:: WORKING DATA ::
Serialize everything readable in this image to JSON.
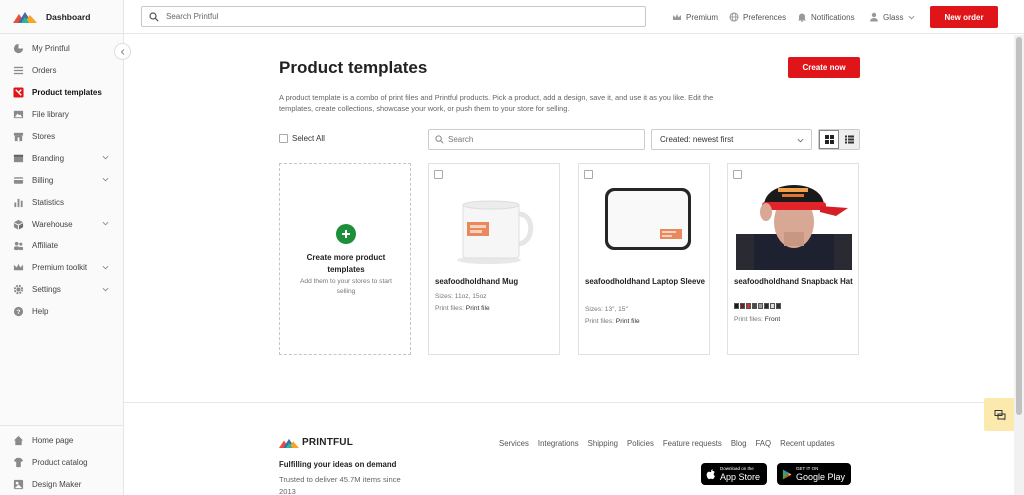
{
  "sidebar": {
    "brand_label": "Dashboard",
    "items": [
      {
        "label": "My Printful"
      },
      {
        "label": "Orders"
      },
      {
        "label": "Product templates"
      },
      {
        "label": "File library"
      },
      {
        "label": "Stores"
      },
      {
        "label": "Branding"
      },
      {
        "label": "Billing"
      },
      {
        "label": "Statistics"
      },
      {
        "label": "Warehouse"
      },
      {
        "label": "Affiliate"
      },
      {
        "label": "Premium toolkit"
      },
      {
        "label": "Settings"
      },
      {
        "label": "Help"
      }
    ],
    "bottom_items": [
      {
        "label": "Home page"
      },
      {
        "label": "Product catalog"
      },
      {
        "label": "Design Maker"
      }
    ]
  },
  "topbar": {
    "search_placeholder": "Search Printful",
    "premium": "Premium",
    "preferences": "Preferences",
    "notifications": "Notifications",
    "user": "Glass",
    "new_order": "New order"
  },
  "main": {
    "title": "Product templates",
    "create_now": "Create now",
    "description": "A product template is a combo of print files and Printful products. Pick a product, add a design, save it, and use it as you like. Edit the templates, create collections, showcase your work, or push them to your store for selling.",
    "select_all": "Select All",
    "search_placeholder": "Search",
    "sort_value": "Created: newest first",
    "add_card": {
      "title": "Create more product templates",
      "subtitle": "Add them to your stores to start selling"
    },
    "cards": [
      {
        "title": "seafoodholdhand Mug",
        "sizes": "Sizes: 11oz, 15oz",
        "print_files_label": "Print files:",
        "print_files": "Print file"
      },
      {
        "title": "seafoodholdhand Laptop Sleeve",
        "sizes": "Sizes: 13″, 15″",
        "print_files_label": "Print files:",
        "print_files": "Print file"
      },
      {
        "title": "seafoodholdhand Snapback Hat",
        "print_files_label": "Print files:",
        "print_files": "Front"
      }
    ]
  },
  "footer": {
    "logo": "PRINTFUL",
    "links": [
      "Services",
      "Integrations",
      "Shipping",
      "Policies",
      "Feature requests",
      "Blog",
      "FAQ",
      "Recent updates"
    ],
    "tagline": "Fulfilling your ideas on demand",
    "trusted": "Trusted to deliver 45.7M items since 2013",
    "app_store_small": "Download on the",
    "app_store_large": "App Store",
    "google_play_small": "GET IT ON",
    "google_play_large": "Google Play"
  },
  "colors": {
    "accent_red": "#e0151a",
    "add_green": "#1d8f3a",
    "chat_bg": "#fbe9ad"
  }
}
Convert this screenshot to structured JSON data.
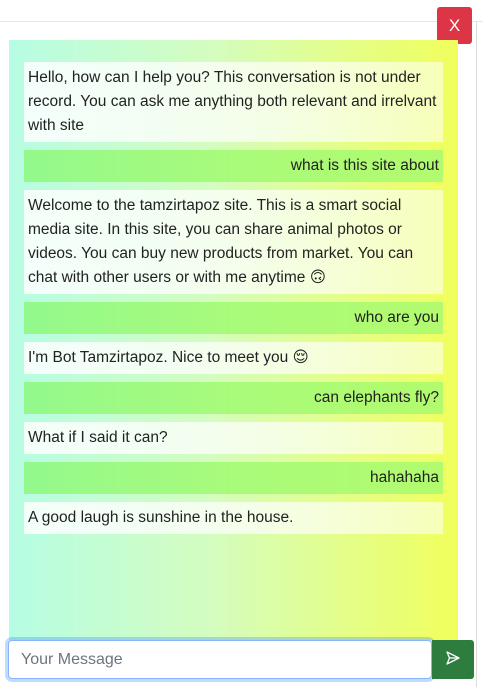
{
  "close_button": {
    "label": "X"
  },
  "messages": [
    {
      "role": "bot",
      "text": "Hello, how can I help you? This conversation is not under record. You can ask me anything both relevant and irrelvant with site"
    },
    {
      "role": "user",
      "text": "what is this site about"
    },
    {
      "role": "bot",
      "text": "Welcome to the tamzirtapoz site. This is a smart social media site. In this site, you can share animal photos or videos. You can buy new products from market. You can chat with other users or with me anytime 🙃"
    },
    {
      "role": "user",
      "text": "who are you"
    },
    {
      "role": "bot",
      "text": "I'm Bot Tamzirtapoz. Nice to meet you 😌"
    },
    {
      "role": "user",
      "text": "can elephants fly?"
    },
    {
      "role": "bot",
      "text": "What if I said it can?"
    },
    {
      "role": "user",
      "text": "hahahaha"
    },
    {
      "role": "bot",
      "text": "A good laugh is sunshine in the house."
    }
  ],
  "input": {
    "placeholder": "Your Message",
    "value": ""
  },
  "send_button": {
    "icon": "send-icon"
  },
  "colors": {
    "close_button": "#dc3545",
    "send_button": "#2e7d3e",
    "gradient_start": "#b6fde4",
    "gradient_end": "#f1ff5c",
    "user_bubble": "#a9fb7a"
  }
}
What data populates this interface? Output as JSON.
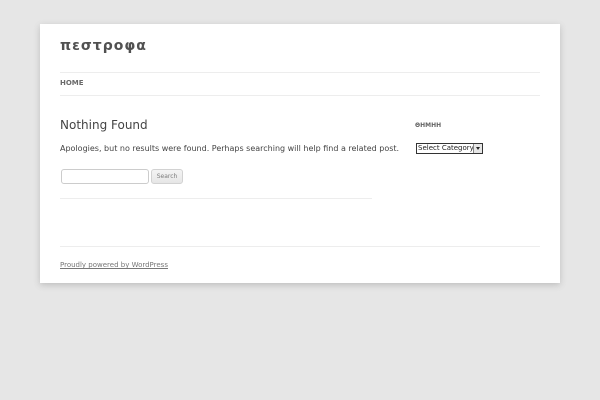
{
  "site": {
    "title": "πεστροφα"
  },
  "nav": {
    "items": [
      {
        "label": "Home"
      }
    ]
  },
  "content": {
    "title": "Nothing Found",
    "text": "Apologies, but no results were found. Perhaps searching will help find a related post.",
    "search": {
      "placeholder": "",
      "value": "",
      "button_label": "Search"
    }
  },
  "sidebar": {
    "widget_title": "ΘΗΜΗΗ",
    "category_select": {
      "selected": "Select Category"
    }
  },
  "footer": {
    "credit": "Proudly powered by WordPress"
  }
}
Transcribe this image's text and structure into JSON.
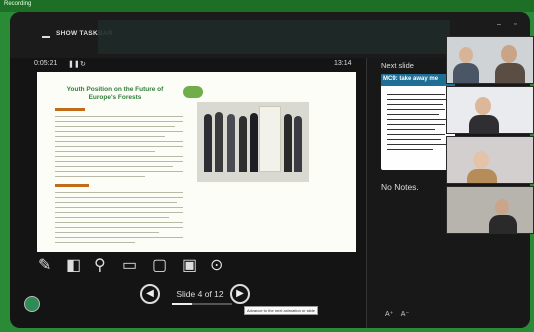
{
  "recording": {
    "label": "Recording"
  },
  "toolbar": {
    "show_taskbar_label": "SHOW TASKBAR",
    "minimize": "–",
    "restore": "▫"
  },
  "timer": {
    "elapsed": "0:05:21",
    "clock": "13:14",
    "pause_icon": "pause-icon",
    "reset_icon": "reset-icon"
  },
  "slide": {
    "title": "Youth Position on the Future of Europe's Forests"
  },
  "tools": [
    "pen-icon",
    "pointer-icon",
    "zoom-icon",
    "screen-icon",
    "subtitles-icon",
    "camera-icon",
    "more-icon"
  ],
  "pager": {
    "prev": "◀",
    "next": "▶",
    "label": "Slide 4 of 12",
    "progress": 0.333
  },
  "tooltip": "Advance to the next animation or slide",
  "next_slide": {
    "heading": "Next slide",
    "title": "MC9: take away me"
  },
  "notes": "No Notes.",
  "font_buttons": {
    "increase": "A⁺",
    "decrease": "A⁻"
  },
  "colors": {
    "frame": "#2a8a36",
    "screen_bg": "#141414",
    "accent": "#2e7d3a",
    "next_title_bg": "#1f6e96"
  }
}
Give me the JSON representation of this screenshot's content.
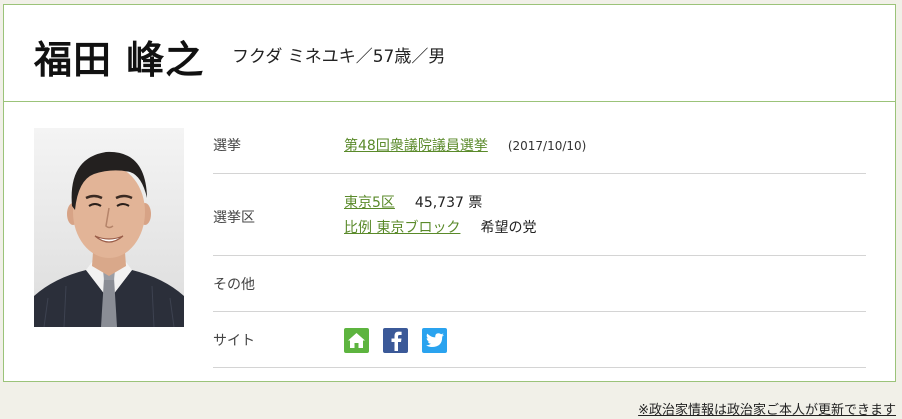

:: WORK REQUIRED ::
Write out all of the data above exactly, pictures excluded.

:: ANSWER FOR THIS EXERCISE ::
Serialize everything readable in this image to JSON.
{
  "sidebar": {
    "brand_label": "Dashboard",
    "items": [
      {
        "label": "My Printful"
      },
      {
        "label": "Orders"
      },
      {
        "label": "Product templates"
      },
      {
        "label": "File library"
      },
      {
        "label": "Stores"
      },
      {
        "label": "Branding"
      },
      {
        "label": "Billing"
      },
      {
        "label": "Statistics"
      },
      {
        "label": "Warehouse"
      },
      {
        "label": "Affiliate"
      },
      {
        "label": "Premium toolkit"
      },
      {
        "label": "Settings"
      },
      {
        "label": "Help"
      }
    ],
    "bottom_items": [
      {
        "label": "Home page"
      },
      {
        "label": "Product catalog"
      },
      {
        "label": "Design Maker"
      }
    ]
  },
  "topbar": {
    "search_placeholder": "Search Printful",
    "premium": "Premium",
    "preferences": "Preferences",
    "notifications": "Notifications",
    "user": "Glass",
    "new_order": "New order"
  },
  "main": {
    "title": "Product templates",
    "create_now": "Create now",
    "description": "A product template is a combo of print files and Printful products. Pick a product, add a design, save it, and use it as you like. Edit the templates, create collections, showcase your work, or push them to your store for selling.",
    "select_all": "Select All",
    "search_placeholder": "Search",
    "sort_value": "Created: newest first",
    "add_card": {
      "title": "Create more product templates",
      "subtitle": "Add them to your stores to start selling"
    },
    "cards": [
      {
        "title": "seafoodholdhand Mug",
        "sizes": "Sizes: 11oz, 15oz",
        "print_files_label": "Print files:",
        "print_files": "Print file"
      },
      {
        "title": "seafoodholdhand Laptop Sleeve",
        "sizes": "Sizes: 13″, 15″",
        "print_files_label": "Print files:",
        "print_files": "Print file"
      },
      {
        "title": "seafoodholdhand Snapback Hat",
        "print_files_label": "Print files:",
        "print_files": "Front"
      }
    ]
  },
  "footer": {
    "logo": "PRINTFUL",
    "links": [
      "Services",
      "Integrations",
      "Shipping",
      "Policies",
      "Feature requests",
      "Blog",
      "FAQ",
      "Recent updates"
    ],
    "tagline": "Fulfilling your ideas on demand",
    "trusted": "Trusted to deliver 45.7M items since 2013",
    "app_store_small": "Download on the",
    "app_store_large": "App Store",
    "google_play_small": "GET IT ON",
    "google_play_large": "Google Play"
  },
  "colors": {
    "accent_red": "#e0151a",
    "add_green": "#1d8f3a",
    "chat_bg": "#fbe9ad"
  }
}
Convert this screenshot to structured JSON data.
{
  "close_button": {
    "label": "X"
  },
  "messages": [
    {
      "role": "bot",
      "text": "Hello, how can I help you? This conversation is not under record. You can ask me anything both relevant and irrelvant with site"
    },
    {
      "role": "user",
      "text": "what is this site about"
    },
    {
      "role": "bot",
      "text": "Welcome to the tamzirtapoz site. This is a smart social media site. In this site, you can share animal photos or videos. You can buy new products from market. You can chat with other users or with me anytime 🙃"
    },
    {
      "role": "user",
      "text": "who are you"
    },
    {
      "role": "bot",
      "text": "I'm Bot Tamzirtapoz. Nice to meet you 😌"
    },
    {
      "role": "user",
      "text": "can elephants fly?"
    },
    {
      "role": "bot",
      "text": "What if I said it can?"
    },
    {
      "role": "user",
      "text": "hahahaha"
    },
    {
      "role": "bot",
      "text": "A good laugh is sunshine in the house."
    }
  ],
  "input": {
    "placeholder": "Your Message",
    "value": ""
  },
  "send_button": {
    "icon": "send-icon"
  },
  "colors": {
    "close_button": "#dc3545",
    "send_button": "#2e7d3e",
    "gradient_start": "#b6fde4",
    "gradient_end": "#f1ff5c",
    "user_bubble": "#a9fb7a"
  }
}
What data populates this interface? Output as JSON.
{
  "site": {
    "title": "πεστροφα"
  },
  "nav": {
    "items": [
      {
        "label": "Home"
      }
    ]
  },
  "content": {
    "title": "Nothing Found",
    "text": "Apologies, but no results were found. Perhaps searching will help find a related post.",
    "search": {
      "placeholder": "",
      "value": "",
      "button_label": "Search"
    }
  },
  "sidebar": {
    "widget_title": "ΘΗΜΗΗ",
    "category_select": {
      "selected": "Select Category"
    }
  },
  "footer": {
    "credit": "Proudly powered by WordPress"
  }
}
Transcribe this image's text and structure into JSON.
{
  "recording": {
    "label": "Recording"
  },
  "toolbar": {
    "show_taskbar_label": "SHOW TASKBAR",
    "minimize": "–",
    "restore": "▫"
  },
  "timer": {
    "elapsed": "0:05:21",
    "clock": "13:14",
    "pause_icon": "pause-icon",
    "reset_icon": "reset-icon"
  },
  "slide": {
    "title": "Youth Position on the Future of Europe's Forests"
  },
  "tools": [
    "pen-icon",
    "pointer-icon",
    "zoom-icon",
    "screen-icon",
    "subtitles-icon",
    "camera-icon",
    "more-icon"
  ],
  "pager": {
    "prev": "◀",
    "next": "▶",
    "label": "Slide 4 of 12",
    "progress": 0.333
  },
  "tooltip": "Advance to the next animation or slide",
  "next_slide": {
    "heading": "Next slide",
    "title": "MC9: take away me"
  },
  "notes": "No Notes.",
  "font_buttons": {
    "increase": "A⁺",
    "decrease": "A⁻"
  },
  "colors": {
    "frame": "#2a8a36",
    "screen_bg": "#141414",
    "accent": "#2e7d3a",
    "next_title_bg": "#1f6e96"
  }
}
Give me the JSON representation of this screenshot's content.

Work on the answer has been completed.